Leader’s Race has begun but the weather has been working against them. Here’s how the Tall Ships Challenge team have been making the most of their experience.
Day 9: Slow going.
The site of all these amazing square riggers is something I will never forget. It has been great fun, but sadly the wind has been non existent.
I was fortunate enough to be helming Leader across the start line of the race, which was incredibly cool. Sadly the wind didn’t pick up through the rest of the day. We are still sailing, just really slowly.
Jo, Cool Watch
Day 10: Waves likes skyscrapers.
My day started at 12.00 due to the rotation of the watch as my shift was between 12.00 and 16.00. We came up on deck with a plate of fresh food: Feta cheese, tuna sandwiches, crackers, and fruit.
At this point of the day the sea was fairly calm, with a little wind. About an hour in the wind began to increase so we brought down the topsail, which went well as there were many of us around to help get it down.
As our watch was about to finish Katie brought up an amazing ginger cake, baked by the wonderful Anne. After I inhaled the cake I scurried down to my bunk for some shut eye, which was impossible due to the squeezing and rocking of the boat.
I was awakened suddenly, practically falling out of my bunk, as Leader was heading through a near gale seven. I stumbled in to the galley to find a drenched Colin saying: “Give me a camera those waves are serious.” I grabbed my camera, headed-up on deck and it was seriously scary, stomach tensing stuff. Waves and splashed were covering the deck and everyone up there. Stupidly I wasn’t wearing any oilskins so, thanks to a reminder from Colin, I headed back down below and was delighted to see some food: stew and dumplings, moulded by Ben. This warmed me up nicely and went down a treat. Sadly the same couldn’t be said for Ben’s which ended up on the floor as a big wave tilted the boat to port.
I changed in to my wet weather gear and headed back up on deck, where I became part of the “super crew” to reef the main sail (this was very hard!). The wind picked up, with waves like skyscrapers, covering the deck like an ice rink.

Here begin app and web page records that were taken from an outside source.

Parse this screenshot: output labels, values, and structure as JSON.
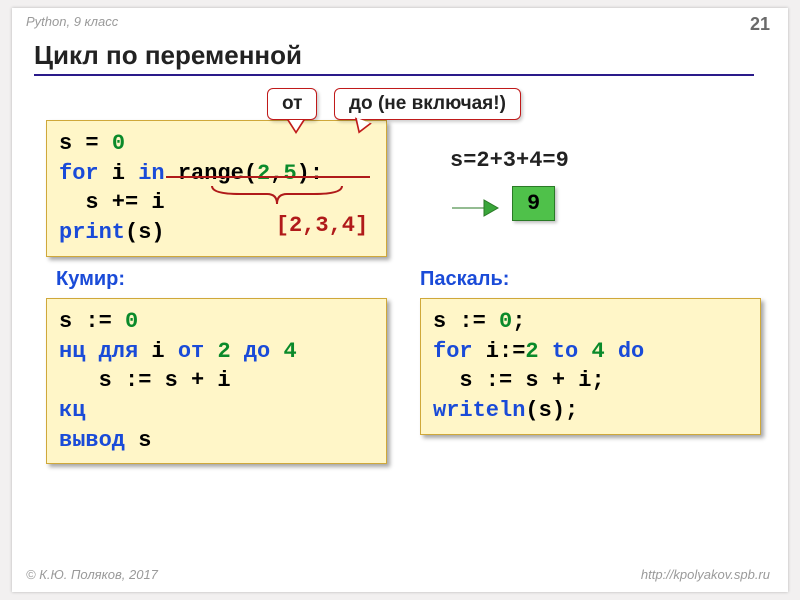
{
  "header": "Python, 9 класс",
  "page": "21",
  "title": "Цикл по переменной",
  "callout_from": "от",
  "callout_to": "до (не включая!)",
  "py": {
    "l1a": "s = ",
    "l1b": "0",
    "l2a": "for",
    "l2b": " i ",
    "l2c": "in",
    "l2d": " range(",
    "l2e": "2",
    "l2f": ",",
    "l2g": "5",
    "l2h": "):",
    "l3": "  s += i",
    "l4a": "print",
    "l4b": "(s)"
  },
  "range_values": "[2,3,4]",
  "equation": "s=2+3+4=9",
  "result": "9",
  "label_kumir": "Кумир:",
  "label_pascal": "Паскаль:",
  "kumir": {
    "l1a": "s := ",
    "l1b": "0",
    "l2a": "нц для",
    "l2b": " i ",
    "l2c": "от",
    "l2d": " ",
    "l2e": "2",
    "l2f": " ",
    "l2g": "до",
    "l2h": " ",
    "l2i": "4",
    "l3": "   s := s + i",
    "l4": "кц",
    "l5a": "вывод",
    "l5b": " s"
  },
  "pascal": {
    "l1a": "s := ",
    "l1b": "0",
    "l1c": ";",
    "l2a": "for",
    "l2b": " i:=",
    "l2c": "2",
    "l2d": " ",
    "l2e": "to",
    "l2f": " ",
    "l2g": "4",
    "l2h": " ",
    "l2i": "do",
    "l3": "  s := s + i;",
    "l4a": "writeln",
    "l4b": "(s);"
  },
  "footer_left": "© К.Ю. Поляков, 2017",
  "footer_right": "http://kpolyakov.spb.ru"
}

We were pulling on ropes until our hands were raw. After about 10 to 15 minutes of reefing the sail, is again the turn of Ice Watch to take over, working 11pm to 2am.
I took the helm and then the night sky dropped. The mist picked up and the waves were still humongous. on the deck, and in the sea, were little phosphorescence glowing blue. It was like stars in the sea and on the floor.
We were moving at six knots. For the last 30 minutes of the watch it chucked it down and there were massive flashes of lightning across the sky. It was very cold and this extreme weather showed us how tough we all were.
Stan asked: “What would you normally be doing on a week night?” I said: “Be in bed.”
Reece, Ice Watch
Day 11: It’s not the winning that counts, it’s the taking part.
After a stormy night, the weather today was amazing with glorious sunshine and light winds. Sadly, after some mathematical calculations the light winds meant we were left with little option but to turn the engine on motor some of the way back to get back in to port on time. It was a similar story for several of the other vessels, the wind was working against us and the distance to cover was too large.
Fear not, our spirits remained high and an amazing tiramisu helped boost morale even more.
Sam, Ice Watch